◆ DATASET RECORDS
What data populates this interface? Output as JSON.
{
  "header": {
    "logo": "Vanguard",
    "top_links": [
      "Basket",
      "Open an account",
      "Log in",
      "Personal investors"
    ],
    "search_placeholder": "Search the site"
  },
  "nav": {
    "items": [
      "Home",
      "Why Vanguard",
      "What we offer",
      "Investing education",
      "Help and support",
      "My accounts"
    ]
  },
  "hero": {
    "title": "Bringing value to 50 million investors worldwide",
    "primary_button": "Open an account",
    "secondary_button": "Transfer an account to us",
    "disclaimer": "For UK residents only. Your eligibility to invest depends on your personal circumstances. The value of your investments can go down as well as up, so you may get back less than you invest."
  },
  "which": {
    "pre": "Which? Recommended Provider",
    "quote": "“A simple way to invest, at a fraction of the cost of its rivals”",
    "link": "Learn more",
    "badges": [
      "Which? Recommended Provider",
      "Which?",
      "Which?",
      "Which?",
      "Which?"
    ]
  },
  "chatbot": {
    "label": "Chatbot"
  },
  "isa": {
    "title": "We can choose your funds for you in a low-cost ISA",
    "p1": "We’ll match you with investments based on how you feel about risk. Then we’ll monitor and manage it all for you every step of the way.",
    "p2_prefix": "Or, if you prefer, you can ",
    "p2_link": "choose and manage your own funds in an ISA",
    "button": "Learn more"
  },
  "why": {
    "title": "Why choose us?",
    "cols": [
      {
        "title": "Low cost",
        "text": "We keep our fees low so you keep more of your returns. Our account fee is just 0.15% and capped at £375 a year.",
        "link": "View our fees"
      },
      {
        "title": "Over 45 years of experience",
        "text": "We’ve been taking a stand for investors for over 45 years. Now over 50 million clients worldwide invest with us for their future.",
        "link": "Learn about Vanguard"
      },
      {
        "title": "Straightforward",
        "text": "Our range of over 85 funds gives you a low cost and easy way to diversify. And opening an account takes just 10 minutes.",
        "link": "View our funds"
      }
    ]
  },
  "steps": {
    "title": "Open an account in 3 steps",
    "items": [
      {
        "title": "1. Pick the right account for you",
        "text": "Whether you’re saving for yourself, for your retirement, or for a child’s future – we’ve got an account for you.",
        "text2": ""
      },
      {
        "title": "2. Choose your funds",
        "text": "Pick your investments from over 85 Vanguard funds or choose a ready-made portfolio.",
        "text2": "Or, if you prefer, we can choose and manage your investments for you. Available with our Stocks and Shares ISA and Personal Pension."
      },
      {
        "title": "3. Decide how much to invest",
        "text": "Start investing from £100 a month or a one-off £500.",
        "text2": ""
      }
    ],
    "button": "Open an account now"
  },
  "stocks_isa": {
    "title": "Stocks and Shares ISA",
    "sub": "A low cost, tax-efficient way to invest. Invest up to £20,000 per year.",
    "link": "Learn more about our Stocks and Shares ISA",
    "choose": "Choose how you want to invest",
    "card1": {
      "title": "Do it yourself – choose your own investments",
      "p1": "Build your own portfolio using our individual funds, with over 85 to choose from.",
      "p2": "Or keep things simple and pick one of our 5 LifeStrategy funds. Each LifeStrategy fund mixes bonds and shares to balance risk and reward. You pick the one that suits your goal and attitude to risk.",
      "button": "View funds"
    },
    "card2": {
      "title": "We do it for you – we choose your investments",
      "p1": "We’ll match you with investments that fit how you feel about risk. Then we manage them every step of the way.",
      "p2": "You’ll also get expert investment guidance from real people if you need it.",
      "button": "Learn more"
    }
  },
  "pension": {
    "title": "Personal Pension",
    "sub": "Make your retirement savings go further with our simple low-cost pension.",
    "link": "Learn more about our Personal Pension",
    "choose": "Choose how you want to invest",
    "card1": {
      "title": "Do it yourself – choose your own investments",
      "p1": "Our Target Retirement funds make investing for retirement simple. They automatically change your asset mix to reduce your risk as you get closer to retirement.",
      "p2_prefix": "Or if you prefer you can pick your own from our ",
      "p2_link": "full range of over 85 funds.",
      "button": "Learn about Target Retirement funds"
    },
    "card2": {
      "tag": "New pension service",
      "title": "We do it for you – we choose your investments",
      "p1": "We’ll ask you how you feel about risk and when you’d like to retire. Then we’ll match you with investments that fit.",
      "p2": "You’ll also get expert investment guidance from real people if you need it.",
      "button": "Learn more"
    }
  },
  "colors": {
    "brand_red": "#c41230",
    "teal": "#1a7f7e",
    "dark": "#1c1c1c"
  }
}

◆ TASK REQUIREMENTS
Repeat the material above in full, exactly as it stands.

◆ ANSWER SPACE
What data populates this interface? Output as JSON.
{
  "header": {
    "logo": "Vanguard",
    "top_links": [
      "Basket",
      "Open an account",
      "Log in",
      "Personal investors"
    ],
    "search_placeholder": "Search the site"
  },
  "nav": {
    "items": [
      "Home",
      "Why Vanguard",
      "What we offer",
      "Investing education",
      "Help and support",
      "My accounts"
    ]
  },
  "hero": {
    "title": "Bringing value to 50 million investors worldwide",
    "primary_button": "Open an account",
    "secondary_button": "Transfer an account to us",
    "disclaimer": "For UK residents only. Your eligibility to invest depends on your personal circumstances. The value of your investments can go down as well as up, so you may get back less than you invest."
  },
  "which": {
    "pre": "Which? Recommended Provider",
    "quote": "“A simple way to invest, at a fraction of the cost of its rivals”",
    "link": "Learn more",
    "badges": [
      "Which? Recommended Provider",
      "Which?",
      "Which?",
      "Which?",
      "Which?"
    ]
  },
  "chatbot": {
    "label": "Chatbot"
  },
  "isa": {
    "title": "We can choose your funds for you in a low-cost ISA",
    "p1": "We’ll match you with investments based on how you feel about risk. Then we’ll monitor and manage it all for you every step of the way.",
    "p2_prefix": "Or, if you prefer, you can ",
    "p2_link": "choose and manage your own funds in an ISA",
    "button": "Learn more"
  },
  "why": {
    "title": "Why choose us?",
    "cols": [
      {
        "title": "Low cost",
        "text": "We keep our fees low so you keep more of your returns. Our account fee is just 0.15% and capped at £375 a year.",
        "link": "View our fees"
      },
      {
        "title": "Over 45 years of experience",
        "text": "We’ve been taking a stand for investors for over 45 years. Now over 50 million clients worldwide invest with us for their future.",
        "link": "Learn about Vanguard"
      },
      {
        "title": "Straightforward",
        "text": "Our range of over 85 funds gives you a low cost and easy way to diversify. And opening an account takes just 10 minutes.",
        "link": "View our funds"
      }
    ]
  },
  "steps": {
    "title": "Open an account in 3 steps",
    "items": [
      {
        "title": "1. Pick the right account for you",
        "text": "Whether you’re saving for yourself, for your retirement, or for a child’s future – we’ve got an account for you.",
        "text2": ""
      },
      {
        "title": "2. Choose your funds",
        "text": "Pick your investments from over 85 Vanguard funds or choose a ready-made portfolio.",
        "text2": "Or, if you prefer, we can choose and manage your investments for you. Available with our Stocks and Shares ISA and Personal Pension."
      },
      {
        "title": "3. Decide how much to invest",
        "text": "Start investing from £100 a month or a one-off £500.",
        "text2": ""
      }
    ],
    "button": "Open an account now"
  },
  "stocks_isa": {
    "title": "Stocks and Shares ISA",
    "sub": "A low cost, tax-efficient way to invest. Invest up to £20,000 per year.",
    "link": "Learn more about our Stocks and Shares ISA",
    "choose": "Choose how you want to invest",
    "card1": {
      "title": "Do it yourself – choose your own investments",
      "p1": "Build your own portfolio using our individual funds, with over 85 to choose from.",
      "p2": "Or keep things simple and pick one of our 5 LifeStrategy funds. Each LifeStrategy fund mixes bonds and shares to balance risk and reward. You pick the one that suits your goal and attitude to risk.",
      "button": "View funds"
    },
    "card2": {
      "title": "We do it for you – we choose your investments",
      "p1": "We’ll match you with investments that fit how you feel about risk. Then we manage them every step of the way.",
      "p2": "You’ll also get expert investment guidance from real people if you need it.",
      "button": "Learn more"
    }
  },
  "pension": {
    "title": "Personal Pension",
    "sub": "Make your retirement savings go further with our simple low-cost pension.",
    "link": "Learn more about our Personal Pension",
    "choose": "Choose how you want to invest",
    "card1": {
      "title": "Do it yourself – choose your own investments",
      "p1": "Our Target Retirement funds make investing for retirement simple. They automatically change your asset mix to reduce your risk as you get closer to retirement.",
      "p2_prefix": "Or if you prefer you can pick your own from our ",
      "p2_link": "full range of over 85 funds.",
      "button": "Learn about Target Retirement funds"
    },
    "card2": {
      "tag": "New pension service",
      "title": "We do it for you – we choose your investments",
      "p1": "We’ll ask you how you feel about risk and when you’d like to retire. Then we’ll match you with investments that fit.",
      "p2": "You’ll also get expert investment guidance from real people if you need it.",
      "button": "Learn more"
    }
  },
  "colors": {
    "brand_red": "#c41230",
    "teal": "#1a7f7e",
    "dark": "#1c1c1c"
  }
}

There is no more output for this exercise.